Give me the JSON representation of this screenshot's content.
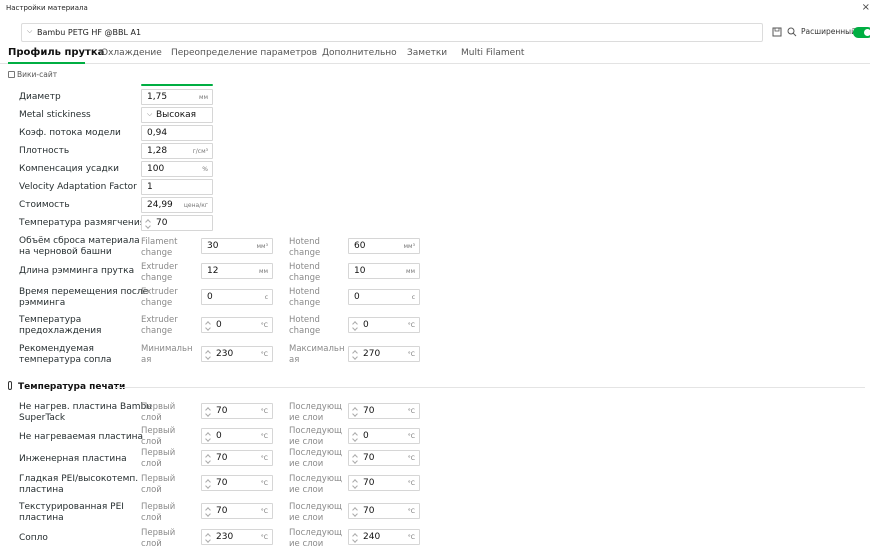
{
  "window": {
    "title": "Настройки материала",
    "close": "×"
  },
  "preset": {
    "name": "Bambu PETG HF @BBL A1",
    "chevron": "⌵"
  },
  "toolbar": {
    "save_icon": "save-icon",
    "search_icon": "search-icon",
    "advanced_label": "Расширенный",
    "advanced_on": true,
    "accent": "#00ae42"
  },
  "tabs": [
    {
      "label": "Профиль прутка",
      "active": true
    },
    {
      "label": "Охлаждение"
    },
    {
      "label": "Переопределение параметров"
    },
    {
      "label": "Дополнительно"
    },
    {
      "label": "Заметки"
    },
    {
      "label": "Multi Filament"
    }
  ],
  "wiki": "Вики-сайт",
  "basic": {
    "diameter": {
      "label": "Диаметр",
      "value": "1,75",
      "unit": "мм"
    },
    "stickiness": {
      "label": "Metal stickiness",
      "value": "Высокая"
    },
    "flow": {
      "label": "Коэф. потока модели",
      "value": "0,94"
    },
    "density": {
      "label": "Плотность",
      "value": "1,28",
      "unit": "г/см³"
    },
    "shrink": {
      "label": "Компенсация усадки",
      "value": "100",
      "unit": "%"
    },
    "velocity": {
      "label": "Velocity Adaptation Factor",
      "value": "1"
    },
    "cost": {
      "label": "Стоимость",
      "value": "24,99",
      "unit": "цена/кг"
    },
    "soften": {
      "label": "Температура размягчения",
      "value": "70"
    }
  },
  "changes": {
    "purge": {
      "label1": "Объём сброса материала",
      "label2": "на черновой башни",
      "sub1a": "Filament",
      "sub1b": "change",
      "value1": "30",
      "unit1": "мм³",
      "sub2a": "Hotend",
      "sub2b": "change",
      "value2": "60",
      "unit2": "мм³"
    },
    "ram_len": {
      "label": "Длина рэмминга прутка",
      "sub1a": "Extruder",
      "sub1b": "change",
      "value1": "12",
      "unit1": "мм",
      "sub2a": "Hotend",
      "sub2b": "change",
      "value2": "10",
      "unit2": "мм"
    },
    "ram_time": {
      "label1": "Время перемещения после",
      "label2": "рэмминга",
      "sub1a": "Extruder",
      "sub1b": "change",
      "value1": "0",
      "unit1": "с",
      "sub2a": "Hotend",
      "sub2b": "change",
      "value2": "0",
      "unit2": "с"
    },
    "precool": {
      "label1": "Температура",
      "label2": "предохлаждения",
      "sub1a": "Extruder",
      "sub1b": "change",
      "value1": "0",
      "unit1": "°C",
      "sub2a": "Hotend",
      "sub2b": "change",
      "value2": "0",
      "unit2": "°C"
    },
    "nozzle_rec": {
      "label1": "Рекомендуемая",
      "label2": "температура сопла",
      "sub1a": "Минимальн",
      "sub1b": "ая",
      "value1": "230",
      "unit1": "°C",
      "sub2a": "Максимальн",
      "sub2b": "ая",
      "value2": "270",
      "unit2": "°C"
    }
  },
  "print_temp": {
    "title": "Температура печати",
    "sub_first_a": "Первый",
    "sub_first_b": "слой",
    "sub_next_a": "Последующ",
    "sub_next_b": "ие слои",
    "unit": "°C",
    "rows": [
      {
        "label1": "Не нагрев. пластина Bambu",
        "label2": "SuperTack",
        "first": "70",
        "next": "70"
      },
      {
        "label1": "Не нагреваемая пластина",
        "label2": "",
        "first": "0",
        "next": "0"
      },
      {
        "label1": "Инженерная пластина",
        "label2": "",
        "first": "70",
        "next": "70"
      },
      {
        "label1": "Гладкая PEI/высокотемп.",
        "label2": "пластина",
        "first": "70",
        "next": "70"
      },
      {
        "label1": "Текстурированная PEI",
        "label2": "пластина",
        "first": "70",
        "next": "70"
      },
      {
        "label1": "Сопло",
        "label2": "",
        "first": "230",
        "next": "240"
      }
    ]
  }
}
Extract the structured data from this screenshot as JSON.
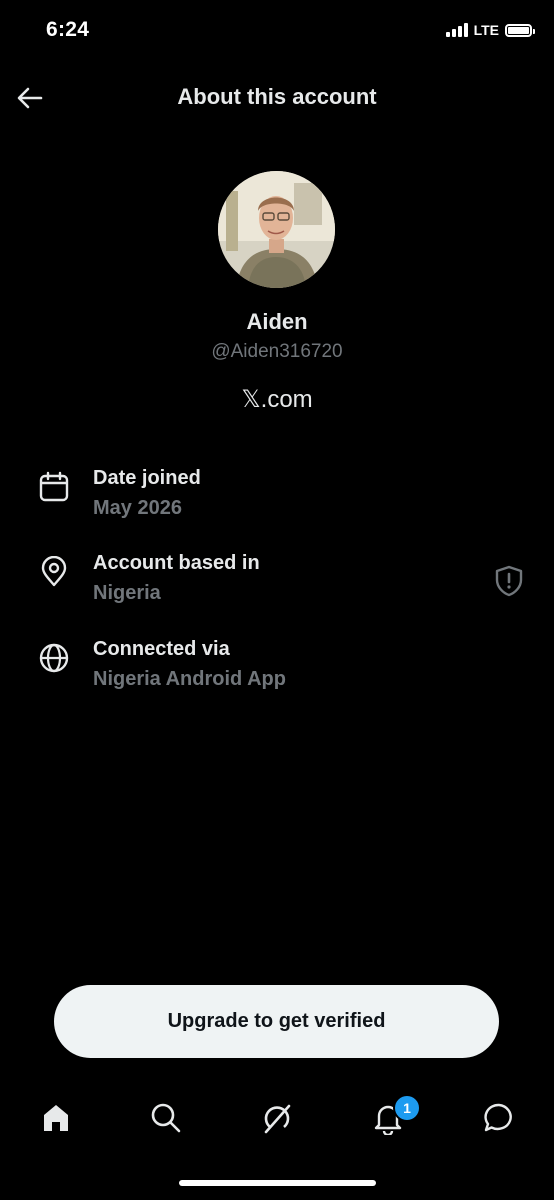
{
  "status_bar": {
    "time": "6:24",
    "network": "LTE"
  },
  "header": {
    "back_icon": "arrow-left-icon",
    "title": "About this account"
  },
  "profile": {
    "name": "Aiden",
    "handle": "@Aiden316720",
    "site": "𝕏.com"
  },
  "info": [
    {
      "icon": "calendar-icon",
      "label": "Date joined",
      "value": "May 2026"
    },
    {
      "icon": "location-pin-icon",
      "label": "Account based in",
      "value": "Nigeria",
      "extra_icon": "shield-icon"
    },
    {
      "icon": "globe-icon",
      "label": "Connected via",
      "value": "Nigeria Android App"
    }
  ],
  "upgrade_button": {
    "label": "Upgrade to get verified"
  },
  "bottom_nav": {
    "items": [
      "home-icon",
      "search-icon",
      "grok-icon",
      "notifications-icon",
      "messages-icon"
    ],
    "notifications_badge": "1"
  },
  "colors": {
    "background": "#000000",
    "primary_text": "#e7e9ea",
    "secondary_text": "#71767b",
    "accent": "#1d9bf0",
    "button_bg": "#eff3f4"
  }
}
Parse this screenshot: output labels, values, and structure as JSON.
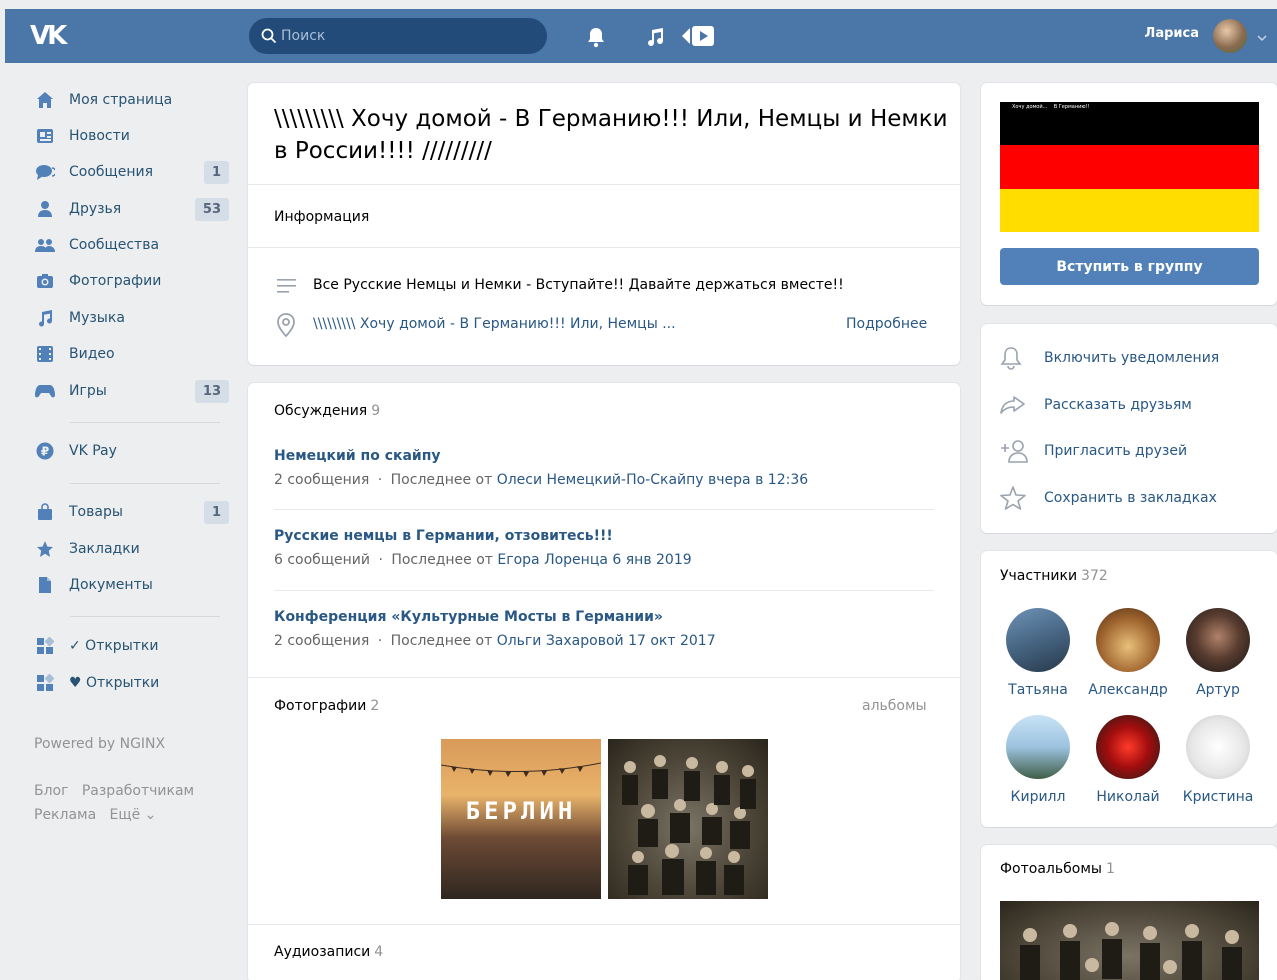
{
  "header": {
    "logo": "VK",
    "search_placeholder": "Поиск",
    "user_name": "Лариса"
  },
  "sidebar": {
    "items": [
      {
        "label": "Моя страница",
        "icon": "home-icon",
        "badge": ""
      },
      {
        "label": "Новости",
        "icon": "news-icon",
        "badge": ""
      },
      {
        "label": "Сообщения",
        "icon": "messages-icon",
        "badge": "1"
      },
      {
        "label": "Друзья",
        "icon": "friends-icon",
        "badge": "53"
      },
      {
        "label": "Сообщества",
        "icon": "groups-icon",
        "badge": ""
      },
      {
        "label": "Фотографии",
        "icon": "camera-icon",
        "badge": ""
      },
      {
        "label": "Музыка",
        "icon": "music-icon",
        "badge": ""
      },
      {
        "label": "Видео",
        "icon": "video-icon",
        "badge": ""
      },
      {
        "label": "Игры",
        "icon": "gamepad-icon",
        "badge": "13"
      },
      {
        "label": "VK Pay",
        "icon": "vkpay-icon",
        "badge": ""
      },
      {
        "label": "Товары",
        "icon": "bag-icon",
        "badge": "1"
      },
      {
        "label": "Закладки",
        "icon": "star-icon",
        "badge": ""
      },
      {
        "label": "Документы",
        "icon": "document-icon",
        "badge": ""
      },
      {
        "label": "✓ Открытки",
        "icon": "apps-icon",
        "badge": ""
      },
      {
        "label": "♥ Открытки",
        "icon": "apps-icon",
        "badge": ""
      }
    ],
    "powered": "Powered by NGINX",
    "footer_links": [
      "Блог",
      "Разработчикам",
      "Реклама",
      "Ещё ⌄"
    ]
  },
  "group": {
    "title": "\\\\\\\\\\\\\\\\\\ Хочу домой - В Германию!!! Или, Немцы и Немки в России!!!! /////////",
    "info_label": "Информация",
    "description": "Все Русские Немцы и Немки - Вступайте!! Давайте держаться вместе!!",
    "address": "\\\\\\\\\\\\\\\\\\ Хочу домой - В Германию!!! Или, Немцы ...",
    "more": "Подробнее"
  },
  "discussions": {
    "label": "Обсуждения",
    "count": "9",
    "topics": [
      {
        "title": "Немецкий по скайпу",
        "messages": "2 сообщения",
        "sep": "·",
        "last_prefix": "Последнее от",
        "author": "Олеси Немецкий-По-Скайпу",
        "date": "вчера в 12:36"
      },
      {
        "title": "Русские немцы в Германии, отзовитесь!!!",
        "messages": "6 сообщений",
        "sep": "·",
        "last_prefix": "Последнее от",
        "author": "Егора Лоренца",
        "date": "6 янв 2019"
      },
      {
        "title": "Конференция «Культурные Мосты в Германии»",
        "messages": "2 сообщения",
        "sep": "·",
        "last_prefix": "Последнее от",
        "author": "Ольги Захаровой",
        "date": "17 окт 2017"
      }
    ]
  },
  "photos": {
    "label": "Фотографии",
    "count": "2",
    "albums_link": "альбомы",
    "photo1_text": "БЕРЛИН"
  },
  "audio": {
    "label": "Аудиозаписи",
    "count": "4"
  },
  "right": {
    "cover_caption": "Хочу домой...    В Германию!!",
    "join_button": "Вступить в группу",
    "actions": [
      {
        "label": "Включить уведомления",
        "icon": "bell-icon"
      },
      {
        "label": "Рассказать друзьям",
        "icon": "share-icon"
      },
      {
        "label": "Пригласить друзей",
        "icon": "add-friend-icon"
      },
      {
        "label": "Сохранить в закладках",
        "icon": "star-outline-icon"
      }
    ],
    "members_label": "Участники",
    "members_count": "372",
    "members": [
      "Татьяна",
      "Александр",
      "Артур",
      "Кирилл",
      "Николай",
      "Кристина"
    ],
    "albums_label": "Фотоальбомы",
    "albums_count": "1"
  },
  "colors": {
    "header": "#4a76a8",
    "link": "#2a5885",
    "button": "#5181b8",
    "flag_black": "#000000",
    "flag_red": "#ff0000",
    "flag_gold": "#ffdd00"
  }
}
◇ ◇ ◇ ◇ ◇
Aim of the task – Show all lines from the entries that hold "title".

Response area –
    "title": "Настройки материала",
    "title": "Температура печати",
    "title": "About this account"
    "title": "\\\\\\\\\\\\\\\\\\ Хочу домой - В Германию!!! Или, Немцы и Немки в России!!!! /////////",
        "title": "Немецкий по скайпу",
        "title": "Русские немцы в Германии, отзовитесь!!!",
        "title": "Конференция «Культурные Мосты в Германии»",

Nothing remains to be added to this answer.